Fort Collins, Colorado
Like many makers and manufacturers, Stefan and Amy Sasick started their metalworking company in their garage. Eleven years later, they're moving into a 15,500-square-foot space.
The couple had relocated from Austin to Bellvue, where they thought they would continue doing landscape design. They got their first job from Stefan's mother in Winter Park, and forged a basket for an outdoor fireplace. Soon, they were making other metal objects because they couldn't find a company that would make the things they were dreaming up.
When builder Brad Smith of Terra Firma Custom Homes saw the basket, he asked the Sasicks to do some work for one of his projects. "That house won all the awards that year," says Amy. "The metal work was really highlighted. We just kind of went with what we thought was beautiful."

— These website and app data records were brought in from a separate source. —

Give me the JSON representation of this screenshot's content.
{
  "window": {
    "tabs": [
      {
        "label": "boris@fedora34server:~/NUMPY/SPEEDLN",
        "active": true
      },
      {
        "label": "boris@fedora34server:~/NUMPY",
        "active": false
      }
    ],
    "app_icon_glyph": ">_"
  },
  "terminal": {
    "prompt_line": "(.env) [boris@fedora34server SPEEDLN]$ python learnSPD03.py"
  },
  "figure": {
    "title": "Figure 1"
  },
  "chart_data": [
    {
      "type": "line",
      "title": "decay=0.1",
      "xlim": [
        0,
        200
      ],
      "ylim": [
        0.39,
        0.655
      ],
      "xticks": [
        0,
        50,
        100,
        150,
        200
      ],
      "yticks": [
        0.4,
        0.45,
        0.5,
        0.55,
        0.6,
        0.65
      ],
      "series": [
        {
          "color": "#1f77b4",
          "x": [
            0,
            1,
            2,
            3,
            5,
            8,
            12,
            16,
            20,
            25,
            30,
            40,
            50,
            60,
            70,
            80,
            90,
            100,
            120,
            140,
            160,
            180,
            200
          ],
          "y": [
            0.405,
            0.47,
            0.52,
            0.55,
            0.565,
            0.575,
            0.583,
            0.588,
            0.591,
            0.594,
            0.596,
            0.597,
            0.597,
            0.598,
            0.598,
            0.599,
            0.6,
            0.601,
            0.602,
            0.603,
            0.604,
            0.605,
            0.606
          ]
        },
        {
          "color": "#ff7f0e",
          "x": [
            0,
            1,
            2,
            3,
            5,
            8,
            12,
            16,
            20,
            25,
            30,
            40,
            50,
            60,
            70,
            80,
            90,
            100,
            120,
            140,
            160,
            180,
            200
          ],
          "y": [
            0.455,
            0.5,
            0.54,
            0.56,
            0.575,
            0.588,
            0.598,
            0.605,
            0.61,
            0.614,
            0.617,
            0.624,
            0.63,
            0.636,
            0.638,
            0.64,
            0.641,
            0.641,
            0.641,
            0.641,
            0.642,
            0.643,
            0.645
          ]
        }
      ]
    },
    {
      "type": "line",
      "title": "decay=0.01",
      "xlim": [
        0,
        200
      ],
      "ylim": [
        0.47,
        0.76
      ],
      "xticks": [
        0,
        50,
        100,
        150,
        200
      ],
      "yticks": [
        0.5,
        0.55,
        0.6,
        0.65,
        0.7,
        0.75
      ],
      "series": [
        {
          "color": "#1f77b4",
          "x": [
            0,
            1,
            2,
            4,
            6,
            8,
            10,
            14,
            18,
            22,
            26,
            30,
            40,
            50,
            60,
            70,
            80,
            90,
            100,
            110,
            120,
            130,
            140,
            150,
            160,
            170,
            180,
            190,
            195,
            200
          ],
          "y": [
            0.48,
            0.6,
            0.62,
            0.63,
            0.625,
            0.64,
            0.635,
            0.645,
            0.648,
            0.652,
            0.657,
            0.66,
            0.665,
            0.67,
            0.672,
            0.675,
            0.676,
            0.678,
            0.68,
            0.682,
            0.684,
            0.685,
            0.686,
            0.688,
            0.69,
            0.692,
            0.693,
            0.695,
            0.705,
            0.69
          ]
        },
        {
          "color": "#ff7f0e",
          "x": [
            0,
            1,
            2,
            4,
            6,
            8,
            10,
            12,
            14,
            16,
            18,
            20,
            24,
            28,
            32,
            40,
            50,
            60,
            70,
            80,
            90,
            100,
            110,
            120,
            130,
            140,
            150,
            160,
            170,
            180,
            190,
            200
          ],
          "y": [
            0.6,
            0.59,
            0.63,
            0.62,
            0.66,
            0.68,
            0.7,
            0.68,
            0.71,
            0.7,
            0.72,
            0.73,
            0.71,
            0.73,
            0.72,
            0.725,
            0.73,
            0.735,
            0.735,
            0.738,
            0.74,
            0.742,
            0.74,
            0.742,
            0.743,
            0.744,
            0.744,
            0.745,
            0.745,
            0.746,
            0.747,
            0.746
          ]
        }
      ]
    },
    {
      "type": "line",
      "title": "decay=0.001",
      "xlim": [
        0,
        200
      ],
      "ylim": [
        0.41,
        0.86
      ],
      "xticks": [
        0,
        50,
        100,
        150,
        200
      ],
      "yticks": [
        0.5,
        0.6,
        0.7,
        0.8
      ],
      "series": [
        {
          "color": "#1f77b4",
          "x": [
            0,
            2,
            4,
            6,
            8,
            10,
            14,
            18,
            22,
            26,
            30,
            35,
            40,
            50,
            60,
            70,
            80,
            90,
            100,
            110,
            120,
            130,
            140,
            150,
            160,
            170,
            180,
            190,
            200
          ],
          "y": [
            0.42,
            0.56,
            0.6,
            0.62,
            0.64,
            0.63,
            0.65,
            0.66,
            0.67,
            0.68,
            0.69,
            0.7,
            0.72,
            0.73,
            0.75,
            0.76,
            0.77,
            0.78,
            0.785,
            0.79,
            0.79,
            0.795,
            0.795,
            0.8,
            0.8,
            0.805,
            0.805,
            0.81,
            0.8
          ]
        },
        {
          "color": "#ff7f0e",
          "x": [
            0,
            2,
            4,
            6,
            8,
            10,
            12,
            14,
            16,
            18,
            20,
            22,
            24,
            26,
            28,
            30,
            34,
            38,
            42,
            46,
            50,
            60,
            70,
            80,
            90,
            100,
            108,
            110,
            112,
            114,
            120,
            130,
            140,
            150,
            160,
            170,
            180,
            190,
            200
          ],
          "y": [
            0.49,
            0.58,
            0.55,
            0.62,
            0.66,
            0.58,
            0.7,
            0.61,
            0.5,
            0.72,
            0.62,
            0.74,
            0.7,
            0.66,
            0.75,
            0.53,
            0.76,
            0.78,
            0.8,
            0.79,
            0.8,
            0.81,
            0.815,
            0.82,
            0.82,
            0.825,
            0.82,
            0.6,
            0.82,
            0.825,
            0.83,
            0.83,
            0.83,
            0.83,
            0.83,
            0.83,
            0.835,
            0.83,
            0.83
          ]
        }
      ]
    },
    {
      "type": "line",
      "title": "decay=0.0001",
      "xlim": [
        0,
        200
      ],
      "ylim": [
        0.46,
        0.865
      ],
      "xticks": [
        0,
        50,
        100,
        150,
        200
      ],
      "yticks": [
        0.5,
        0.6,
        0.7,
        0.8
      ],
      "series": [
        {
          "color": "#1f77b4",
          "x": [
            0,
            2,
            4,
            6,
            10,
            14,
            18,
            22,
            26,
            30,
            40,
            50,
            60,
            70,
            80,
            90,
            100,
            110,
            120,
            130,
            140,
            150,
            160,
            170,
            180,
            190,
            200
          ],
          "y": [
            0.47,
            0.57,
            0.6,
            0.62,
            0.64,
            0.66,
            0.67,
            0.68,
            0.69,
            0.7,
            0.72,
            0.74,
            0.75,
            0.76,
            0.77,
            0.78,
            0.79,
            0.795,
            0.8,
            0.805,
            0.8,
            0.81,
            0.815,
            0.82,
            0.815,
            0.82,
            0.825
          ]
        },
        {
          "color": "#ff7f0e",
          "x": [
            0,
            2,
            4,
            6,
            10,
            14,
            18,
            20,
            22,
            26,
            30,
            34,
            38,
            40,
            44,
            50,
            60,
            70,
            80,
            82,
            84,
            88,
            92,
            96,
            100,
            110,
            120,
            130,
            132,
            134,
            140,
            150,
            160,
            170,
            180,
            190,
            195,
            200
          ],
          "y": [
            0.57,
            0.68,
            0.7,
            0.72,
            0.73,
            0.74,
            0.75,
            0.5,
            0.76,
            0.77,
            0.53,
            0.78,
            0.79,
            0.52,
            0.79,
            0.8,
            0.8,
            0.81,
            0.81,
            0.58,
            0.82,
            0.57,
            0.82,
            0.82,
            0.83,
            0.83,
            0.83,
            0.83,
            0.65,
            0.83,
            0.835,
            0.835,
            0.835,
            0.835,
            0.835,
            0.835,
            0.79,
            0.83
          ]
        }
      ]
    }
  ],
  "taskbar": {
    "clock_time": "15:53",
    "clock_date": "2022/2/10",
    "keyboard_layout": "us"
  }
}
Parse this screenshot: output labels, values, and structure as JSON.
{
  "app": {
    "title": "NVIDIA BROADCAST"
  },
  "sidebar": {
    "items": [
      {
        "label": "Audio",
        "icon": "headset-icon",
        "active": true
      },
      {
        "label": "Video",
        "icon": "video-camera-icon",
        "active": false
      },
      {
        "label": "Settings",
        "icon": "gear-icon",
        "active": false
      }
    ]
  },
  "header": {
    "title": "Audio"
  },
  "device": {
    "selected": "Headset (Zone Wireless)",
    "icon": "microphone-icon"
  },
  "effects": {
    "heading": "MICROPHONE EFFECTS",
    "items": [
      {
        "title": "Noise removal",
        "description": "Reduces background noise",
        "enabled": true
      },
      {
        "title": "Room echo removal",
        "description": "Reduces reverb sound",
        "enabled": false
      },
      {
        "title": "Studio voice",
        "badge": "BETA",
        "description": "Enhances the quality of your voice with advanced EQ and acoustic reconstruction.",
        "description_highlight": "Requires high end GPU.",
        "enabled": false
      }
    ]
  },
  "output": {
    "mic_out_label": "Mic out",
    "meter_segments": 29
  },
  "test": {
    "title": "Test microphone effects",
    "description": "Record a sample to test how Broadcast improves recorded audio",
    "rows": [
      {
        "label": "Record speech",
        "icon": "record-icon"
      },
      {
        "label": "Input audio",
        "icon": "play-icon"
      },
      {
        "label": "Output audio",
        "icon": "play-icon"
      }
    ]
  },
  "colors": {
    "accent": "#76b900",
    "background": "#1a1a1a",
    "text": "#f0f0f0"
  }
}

The Sasicks also created a line of fire features for Smith & Hawken, a garden lifestyle brand that sold its products in upscale retail stores, online and through catalogs. The company went out of business in 2009, just as the couple had signed a contract to provide the line and moved the business out of the garage.
Today, Raw Urth's focus is on the kitchen. The company makes countertops and wall paneling from steel, but its specialty is range hoods, which are shipped across the United States and Canada. The company even shipped a hood in Moscow, Russia.
"They're the centerpiece of the kitchen," says Amy. "The thing people come to us for is the patina work. We are a custom job shop, and we'll continue to be that way. Everything is made one at a time."
It's that personal touch that draws customers to Raw Urth's products.
"The more hands that have touched it and the more human energy that goes into it, the more people like it," Amy says.
Raw Urth's emphasis on hoods started during the downturn in the real estate market, at which time the Sasicks expanded the company's sales nationally. They set up a booth at the International Home Builders show in Las Vegas in the company of large national brands like Kohler and Delta.
"They all had full crews with vests on," says Amy. "We drive up in a pickup truck with a trailer. We built our booth of wood and metal. Everyone else had the ones you throw on the ground and they pop up. It stood out. Everybody wanted to be in it. We're all drawn to those things that have a human touch."
Challenges: Tight quarters present Raw Urth with its biggest challenge. For three years, the company has been searching for suitable industrial space, which is scarce in Fort Collins. The Sasicks purchased a purchased a piece of property near their current 4,200-square-foot shop and are building a 15,500-square-foot facility complete with a showroom. They hope to be in the building by this summer.
Opportunities: Amy envisions designing a line of products that are not custom and can be sold at a lower price point. "We could have a builders' line and we could sell 30 of them to a new condo project or vacation home," she says "We're really hoping to fine tune our manufacturing process while being flexible. It's a perfect balance of doing it with Lean practices in mind, as well as putting the human touch on it."
Needs: With a solution to its space challenge on the horizon, Raw Urth needs to hire more people and buy more equipment. "We can't cast bronze, we have to take everything to foundries," says Amy. "Getting extra tooling will give us the opportunity to add another level of customization."